|% Democratic Primary Voters||No. of Precincts||Menendez||Martinez Fischer||Advantage|
|10%-19.99%||51||2,119||2,901||Martinez Fischer, 58%-42%|
|Less than 10%||63||1,253||1,385||Martinez Fischer, 53%-47%|
Martinez Fischer won outright or won a plurality in 153 precincts in the special election that flipped to Menendez in the runoff. In those precincts, Martinez Fischer received 10 more votes than the Republican candidates in the special election and 1,629 more votes than Menendez. In other words, excluding votes for Al Suarez, Martinez Fischer received 39% while the Republicans plus Menendez received 61%. In the runoff, Martinez Fischer fell to 33%. Martinez Fischer gained 530 votes compared to the special election, but Menendez gained 6,211. In those precincts, 46% of the voters did not participate in the special election. Only 363 of those “new” voters participated in the Democratic primary, a number that would represent about two-thirds of Martinez Fischer’s “new” voters.
Menendez also gained ground in the 87 precincts Martinez Fischer won in both elections. In the special election, Martinez Fischer won 62% of the vote against Menendez (24%) and the Republican candidates (15%), excluding Suarez’s votes. In the runoff, Martinez Fischer’s advantage fell slightly to 61%. He gained 614 more votes in the runoff than in the special election. Menendez gained 1,374. A little over half of the votes cast in these precincts were cast by Democratic primary voters.

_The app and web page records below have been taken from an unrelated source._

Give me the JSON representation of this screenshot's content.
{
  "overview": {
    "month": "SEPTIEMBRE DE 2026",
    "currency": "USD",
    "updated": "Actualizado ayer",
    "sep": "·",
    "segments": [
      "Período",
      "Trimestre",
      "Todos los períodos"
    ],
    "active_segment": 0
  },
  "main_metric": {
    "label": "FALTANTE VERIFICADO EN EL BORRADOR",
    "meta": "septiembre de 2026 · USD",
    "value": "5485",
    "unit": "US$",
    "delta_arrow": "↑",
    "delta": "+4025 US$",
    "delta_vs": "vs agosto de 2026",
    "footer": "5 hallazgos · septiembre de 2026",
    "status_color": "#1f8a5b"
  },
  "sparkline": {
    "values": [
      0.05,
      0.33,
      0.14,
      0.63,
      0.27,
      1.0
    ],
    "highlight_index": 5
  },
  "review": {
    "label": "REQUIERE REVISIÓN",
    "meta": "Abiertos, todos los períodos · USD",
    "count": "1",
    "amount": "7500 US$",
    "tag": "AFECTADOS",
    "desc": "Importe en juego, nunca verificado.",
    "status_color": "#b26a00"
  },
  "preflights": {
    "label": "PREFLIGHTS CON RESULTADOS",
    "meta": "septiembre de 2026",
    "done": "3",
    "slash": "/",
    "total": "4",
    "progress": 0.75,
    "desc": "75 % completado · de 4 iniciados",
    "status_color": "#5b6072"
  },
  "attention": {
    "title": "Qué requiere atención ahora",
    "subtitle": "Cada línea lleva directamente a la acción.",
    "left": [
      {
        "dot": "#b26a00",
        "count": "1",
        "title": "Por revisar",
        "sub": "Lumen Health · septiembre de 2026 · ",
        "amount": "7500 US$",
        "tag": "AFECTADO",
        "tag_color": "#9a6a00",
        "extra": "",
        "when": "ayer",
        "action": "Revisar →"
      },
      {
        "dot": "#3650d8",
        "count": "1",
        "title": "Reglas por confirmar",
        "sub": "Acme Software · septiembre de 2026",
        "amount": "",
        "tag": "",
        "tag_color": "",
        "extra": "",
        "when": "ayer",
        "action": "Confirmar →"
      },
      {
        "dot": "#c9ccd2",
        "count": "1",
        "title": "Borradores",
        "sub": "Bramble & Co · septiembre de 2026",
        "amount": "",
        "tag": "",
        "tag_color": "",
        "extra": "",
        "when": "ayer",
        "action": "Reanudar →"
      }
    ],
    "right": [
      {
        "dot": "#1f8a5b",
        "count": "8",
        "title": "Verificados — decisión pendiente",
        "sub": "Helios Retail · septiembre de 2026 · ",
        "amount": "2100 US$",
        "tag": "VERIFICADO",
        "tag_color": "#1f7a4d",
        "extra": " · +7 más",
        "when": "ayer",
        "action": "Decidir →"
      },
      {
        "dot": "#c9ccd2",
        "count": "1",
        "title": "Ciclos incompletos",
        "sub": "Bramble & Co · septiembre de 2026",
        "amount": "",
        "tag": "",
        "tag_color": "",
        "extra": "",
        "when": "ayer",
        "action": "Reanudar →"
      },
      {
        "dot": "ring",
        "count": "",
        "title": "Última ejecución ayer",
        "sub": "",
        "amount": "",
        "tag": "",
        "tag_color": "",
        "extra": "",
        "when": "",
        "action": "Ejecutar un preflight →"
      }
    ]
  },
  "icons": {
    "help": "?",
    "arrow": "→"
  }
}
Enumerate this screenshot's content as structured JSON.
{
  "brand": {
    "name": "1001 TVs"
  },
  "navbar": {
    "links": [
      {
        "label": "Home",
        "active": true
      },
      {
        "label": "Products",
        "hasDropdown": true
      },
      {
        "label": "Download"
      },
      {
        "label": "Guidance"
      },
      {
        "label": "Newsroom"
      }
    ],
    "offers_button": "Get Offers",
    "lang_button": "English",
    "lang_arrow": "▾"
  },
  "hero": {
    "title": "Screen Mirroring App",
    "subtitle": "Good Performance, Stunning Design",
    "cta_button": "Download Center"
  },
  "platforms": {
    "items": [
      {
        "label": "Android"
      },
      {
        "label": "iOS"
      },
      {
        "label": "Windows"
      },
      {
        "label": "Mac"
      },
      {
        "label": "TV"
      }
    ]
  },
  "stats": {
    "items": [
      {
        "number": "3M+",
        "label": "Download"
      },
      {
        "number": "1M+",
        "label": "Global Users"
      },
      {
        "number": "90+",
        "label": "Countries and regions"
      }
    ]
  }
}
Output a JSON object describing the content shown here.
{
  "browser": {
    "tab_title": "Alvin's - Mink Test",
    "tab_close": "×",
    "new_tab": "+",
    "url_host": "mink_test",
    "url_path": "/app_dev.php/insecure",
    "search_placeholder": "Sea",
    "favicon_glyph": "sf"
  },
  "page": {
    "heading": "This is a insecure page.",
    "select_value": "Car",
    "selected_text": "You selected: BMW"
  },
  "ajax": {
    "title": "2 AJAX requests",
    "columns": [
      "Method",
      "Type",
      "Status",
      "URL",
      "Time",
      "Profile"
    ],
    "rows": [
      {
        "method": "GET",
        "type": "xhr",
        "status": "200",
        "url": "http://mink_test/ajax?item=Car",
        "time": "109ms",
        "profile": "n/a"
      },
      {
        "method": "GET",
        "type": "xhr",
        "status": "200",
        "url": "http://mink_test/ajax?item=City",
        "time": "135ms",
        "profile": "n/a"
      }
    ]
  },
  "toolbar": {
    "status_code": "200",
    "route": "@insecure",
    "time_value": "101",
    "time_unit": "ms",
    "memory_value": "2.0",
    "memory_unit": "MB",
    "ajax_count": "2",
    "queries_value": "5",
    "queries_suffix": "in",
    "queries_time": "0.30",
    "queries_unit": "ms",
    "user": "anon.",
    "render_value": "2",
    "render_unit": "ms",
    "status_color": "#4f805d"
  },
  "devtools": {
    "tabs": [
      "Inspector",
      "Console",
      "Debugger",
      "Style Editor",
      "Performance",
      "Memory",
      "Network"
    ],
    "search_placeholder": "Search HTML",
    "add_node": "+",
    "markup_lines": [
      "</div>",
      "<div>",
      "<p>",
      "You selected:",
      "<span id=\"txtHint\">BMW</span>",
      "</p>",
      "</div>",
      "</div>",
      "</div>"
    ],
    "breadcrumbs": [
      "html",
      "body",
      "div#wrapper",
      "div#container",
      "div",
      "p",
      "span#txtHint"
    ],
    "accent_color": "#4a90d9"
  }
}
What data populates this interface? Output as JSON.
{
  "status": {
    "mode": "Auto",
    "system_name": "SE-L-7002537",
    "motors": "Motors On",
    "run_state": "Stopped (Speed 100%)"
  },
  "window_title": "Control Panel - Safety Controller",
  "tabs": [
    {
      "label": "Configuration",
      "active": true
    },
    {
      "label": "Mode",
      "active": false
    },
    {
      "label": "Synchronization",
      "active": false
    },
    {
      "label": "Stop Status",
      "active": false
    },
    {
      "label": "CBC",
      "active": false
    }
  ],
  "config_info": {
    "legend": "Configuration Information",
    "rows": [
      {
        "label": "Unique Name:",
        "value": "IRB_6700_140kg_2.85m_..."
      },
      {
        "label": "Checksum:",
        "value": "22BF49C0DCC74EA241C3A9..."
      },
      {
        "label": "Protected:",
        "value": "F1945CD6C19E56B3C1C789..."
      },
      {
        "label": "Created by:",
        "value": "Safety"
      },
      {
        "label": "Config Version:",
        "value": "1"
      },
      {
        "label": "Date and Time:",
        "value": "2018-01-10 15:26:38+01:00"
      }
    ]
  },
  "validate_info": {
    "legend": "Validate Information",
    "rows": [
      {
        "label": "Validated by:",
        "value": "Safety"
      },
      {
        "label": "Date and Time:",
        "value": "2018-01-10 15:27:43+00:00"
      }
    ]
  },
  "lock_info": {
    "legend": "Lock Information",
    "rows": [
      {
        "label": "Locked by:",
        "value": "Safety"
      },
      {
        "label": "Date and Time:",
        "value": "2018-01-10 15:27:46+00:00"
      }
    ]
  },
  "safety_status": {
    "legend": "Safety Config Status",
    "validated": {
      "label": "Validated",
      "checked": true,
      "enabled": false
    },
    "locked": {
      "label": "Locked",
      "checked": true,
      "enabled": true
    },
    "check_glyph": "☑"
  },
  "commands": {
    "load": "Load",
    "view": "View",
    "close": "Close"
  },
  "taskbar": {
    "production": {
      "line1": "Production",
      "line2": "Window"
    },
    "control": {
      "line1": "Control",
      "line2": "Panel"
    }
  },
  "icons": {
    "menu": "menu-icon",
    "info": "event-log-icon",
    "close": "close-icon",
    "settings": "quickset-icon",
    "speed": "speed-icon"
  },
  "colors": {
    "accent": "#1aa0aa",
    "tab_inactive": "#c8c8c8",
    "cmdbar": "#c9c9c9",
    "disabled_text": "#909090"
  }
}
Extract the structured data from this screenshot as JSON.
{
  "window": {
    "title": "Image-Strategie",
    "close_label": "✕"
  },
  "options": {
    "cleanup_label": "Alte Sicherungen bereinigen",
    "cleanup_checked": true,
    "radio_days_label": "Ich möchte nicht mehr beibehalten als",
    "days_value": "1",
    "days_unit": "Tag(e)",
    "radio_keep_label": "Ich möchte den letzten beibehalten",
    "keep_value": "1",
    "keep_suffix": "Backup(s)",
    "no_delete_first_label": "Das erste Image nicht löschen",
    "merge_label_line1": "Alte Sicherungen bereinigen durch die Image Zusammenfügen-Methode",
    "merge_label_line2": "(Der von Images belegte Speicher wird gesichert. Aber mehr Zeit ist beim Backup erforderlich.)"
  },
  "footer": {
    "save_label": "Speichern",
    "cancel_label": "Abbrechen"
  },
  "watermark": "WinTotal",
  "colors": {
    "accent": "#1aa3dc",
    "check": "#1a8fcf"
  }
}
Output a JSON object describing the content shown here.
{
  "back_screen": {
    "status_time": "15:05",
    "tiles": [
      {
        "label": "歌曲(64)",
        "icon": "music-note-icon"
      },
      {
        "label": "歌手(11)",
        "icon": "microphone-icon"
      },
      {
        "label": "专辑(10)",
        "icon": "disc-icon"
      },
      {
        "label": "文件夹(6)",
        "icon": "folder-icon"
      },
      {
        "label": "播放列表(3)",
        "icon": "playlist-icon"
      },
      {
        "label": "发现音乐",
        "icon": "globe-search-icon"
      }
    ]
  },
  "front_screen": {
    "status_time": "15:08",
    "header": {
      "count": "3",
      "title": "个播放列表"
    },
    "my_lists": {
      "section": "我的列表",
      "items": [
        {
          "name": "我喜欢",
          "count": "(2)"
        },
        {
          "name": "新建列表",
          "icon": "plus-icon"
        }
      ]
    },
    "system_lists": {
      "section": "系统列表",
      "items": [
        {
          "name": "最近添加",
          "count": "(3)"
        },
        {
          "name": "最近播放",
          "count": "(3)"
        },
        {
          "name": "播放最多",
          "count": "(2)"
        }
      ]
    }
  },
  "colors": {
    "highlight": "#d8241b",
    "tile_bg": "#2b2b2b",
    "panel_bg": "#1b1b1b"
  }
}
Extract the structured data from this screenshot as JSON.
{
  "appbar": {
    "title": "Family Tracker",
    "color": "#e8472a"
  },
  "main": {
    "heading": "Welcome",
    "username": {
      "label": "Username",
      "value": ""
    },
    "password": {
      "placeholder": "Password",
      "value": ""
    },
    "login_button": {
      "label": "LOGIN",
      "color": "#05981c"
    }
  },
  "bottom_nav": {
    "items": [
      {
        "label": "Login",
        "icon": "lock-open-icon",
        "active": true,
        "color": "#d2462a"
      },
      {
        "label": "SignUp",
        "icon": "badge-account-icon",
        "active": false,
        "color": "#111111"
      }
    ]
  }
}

This year, Martinez Fischer is challenging Menendez in the Democratic primary, a battlefield that should be friendlier to him than the special elections, where three out of every five voters did not participate in the last Democratic primary. We assume that the Republican primary voters will cast ballots in what figures to be their own competitive presidential primary. Thus, most of them will not be available to vote for Menendez, who they appear to have backed rather strongly in the runoff election.
Since 2002, an average of 21,650 people cast ballots in the Democratic primary in SD26, excluding 2008, when record numbers of people across the state weighed in on the up-in-the-air presidential nomination race between Barack Obama and Hillary Clinton. If the average number of voters turn out on March 1, then at least 12,370 would not have participated in both the runoff election and the 2014 Democratic primary.
In 2014, 21,884 voters in SD26 cast ballots in the Democratic primary. Nearly 60% of them did not participate in the special runoff election. How those voters break will most likely determine the outcome of the primary race. The winning candidate will need at least 11,000 votes if turnout follows historic trends. Menendez received more than that in the runoff. However, if we (for the sake of argument) assumed all Republican primary voters supported Menendez and won’t participate in the 2016 Democratic primary election, then he will need to attract 3,200 additional voters to clear 11,000 votes. Martinez Fischer finished about 1,400 votes short of 11,000 in the runoff. We expect a greater proportion of Martinez Fischer’s overall voters would be inclined to return to the primary.
Both candidates have much work to do between now and March 1. Unlike their last race, there will be no runoff here. The winner will face Libertarian Fidel Castillo, who has previously run for office under the Green Party’s banner, and Green Scott Pusich await the winner of this primary. No Republican has filed for the race.
Bexar Co. was home to the last incumbent Democratic senator to lose a primary. Sen. Carlos Uresti ousted former Sen. Frank Madla, 57%-43%, in 2006, including winning Bexar Co., 63%-37%. In that race, Madla received campaign contributions from Senate and House Republicans, including Rep. Joe Straus (R-San Antonio), and more than $700K from Texans for Lawsuit Reform. Of course, those were different precincts, and it was 10 years ago, and Madla had been a senator for 14 years with some votes that were painted as supporting the chamber’s Republican leadership more than the families of the district.
Some elements of the Uresti-Madla race are present, and some are not, as an incumbent Democratic senator faces a primary challenge from a House member. We will have more on this race after the January semiannual campaign finance reports become available.